**The problem**
Give every entry again precisely as it appears.

[Data about app and page elements]
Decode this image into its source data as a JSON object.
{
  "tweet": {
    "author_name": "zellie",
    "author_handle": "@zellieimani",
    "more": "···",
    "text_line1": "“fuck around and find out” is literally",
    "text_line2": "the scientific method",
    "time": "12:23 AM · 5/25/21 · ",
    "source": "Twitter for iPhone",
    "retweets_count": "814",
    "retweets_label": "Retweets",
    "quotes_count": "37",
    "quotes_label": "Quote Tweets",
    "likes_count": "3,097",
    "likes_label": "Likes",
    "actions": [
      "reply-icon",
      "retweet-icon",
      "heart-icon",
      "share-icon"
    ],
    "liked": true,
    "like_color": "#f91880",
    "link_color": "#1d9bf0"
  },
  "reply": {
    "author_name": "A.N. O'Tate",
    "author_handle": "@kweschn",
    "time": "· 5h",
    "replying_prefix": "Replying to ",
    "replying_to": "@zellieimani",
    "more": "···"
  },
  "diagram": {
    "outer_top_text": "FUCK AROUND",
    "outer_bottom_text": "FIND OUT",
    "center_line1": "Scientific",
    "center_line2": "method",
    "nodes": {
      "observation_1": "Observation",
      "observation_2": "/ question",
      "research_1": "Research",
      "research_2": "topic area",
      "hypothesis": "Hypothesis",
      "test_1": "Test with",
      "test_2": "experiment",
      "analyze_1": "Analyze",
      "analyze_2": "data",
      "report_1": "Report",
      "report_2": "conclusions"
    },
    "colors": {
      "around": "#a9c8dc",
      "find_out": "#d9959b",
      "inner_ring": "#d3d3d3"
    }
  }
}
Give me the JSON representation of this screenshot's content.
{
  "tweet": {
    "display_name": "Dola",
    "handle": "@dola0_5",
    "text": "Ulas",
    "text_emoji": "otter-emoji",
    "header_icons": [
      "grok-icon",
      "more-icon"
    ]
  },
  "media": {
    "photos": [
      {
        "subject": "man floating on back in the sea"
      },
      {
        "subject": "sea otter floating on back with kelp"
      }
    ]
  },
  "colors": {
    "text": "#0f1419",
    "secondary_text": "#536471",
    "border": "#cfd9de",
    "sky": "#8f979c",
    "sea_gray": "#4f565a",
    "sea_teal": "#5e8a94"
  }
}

**Expected output**
Decode this image into its source data as a JSON object.
{
  "tweet": {
    "author_name": "zellie",
    "author_handle": "@zellieimani",
    "more": "···",
    "text_line1": "“fuck around and find out” is literally",
    "text_line2": "the scientific method",
    "time": "12:23 AM · 5/25/21 · ",
    "source": "Twitter for iPhone",
    "retweets_count": "814",
    "retweets_label": "Retweets",
    "quotes_count": "37",
    "quotes_label": "Quote Tweets",
    "likes_count": "3,097",
    "likes_label": "Likes",
    "actions": [
      "reply-icon",
      "retweet-icon",
      "heart-icon",
      "share-icon"
    ],
    "liked": true,
    "like_color": "#f91880",
    "link_color": "#1d9bf0"
  },
  "reply": {
    "author_name": "A.N. O'Tate",
    "author_handle": "@kweschn",
    "time": "· 5h",
    "replying_prefix": "Replying to ",
    "replying_to": "@zellieimani",
    "more": "···"
  },
  "diagram": {
    "outer_top_text": "FUCK AROUND",
    "outer_bottom_text": "FIND OUT",
    "center_line1": "Scientific",
    "center_line2": "method",
    "nodes": {
      "observation_1": "Observation",
      "observation_2": "/ question",
      "research_1": "Research",
      "research_2": "topic area",
      "hypothesis": "Hypothesis",
      "test_1": "Test with",
      "test_2": "experiment",
      "analyze_1": "Analyze",
      "analyze_2": "data",
      "report_1": "Report",
      "report_2": "conclusions"
    },
    "colors": {
      "around": "#a9c8dc",
      "find_out": "#d9959b",
      "inner_ring": "#d3d3d3"
    }
  }
}
Give me the JSON representation of this screenshot's content.
{
  "tweet": {
    "display_name": "Dola",
    "handle": "@dola0_5",
    "text": "Ulas",
    "text_emoji": "otter-emoji",
    "header_icons": [
      "grok-icon",
      "more-icon"
    ]
  },
  "media": {
    "photos": [
      {
        "subject": "man floating on back in the sea"
      },
      {
        "subject": "sea otter floating on back with kelp"
      }
    ]
  },
  "colors": {
    "text": "#0f1419",
    "secondary_text": "#536471",
    "border": "#cfd9de",
    "sky": "#8f979c",
    "sea_gray": "#4f565a",
    "sea_teal": "#5e8a94"
  }
}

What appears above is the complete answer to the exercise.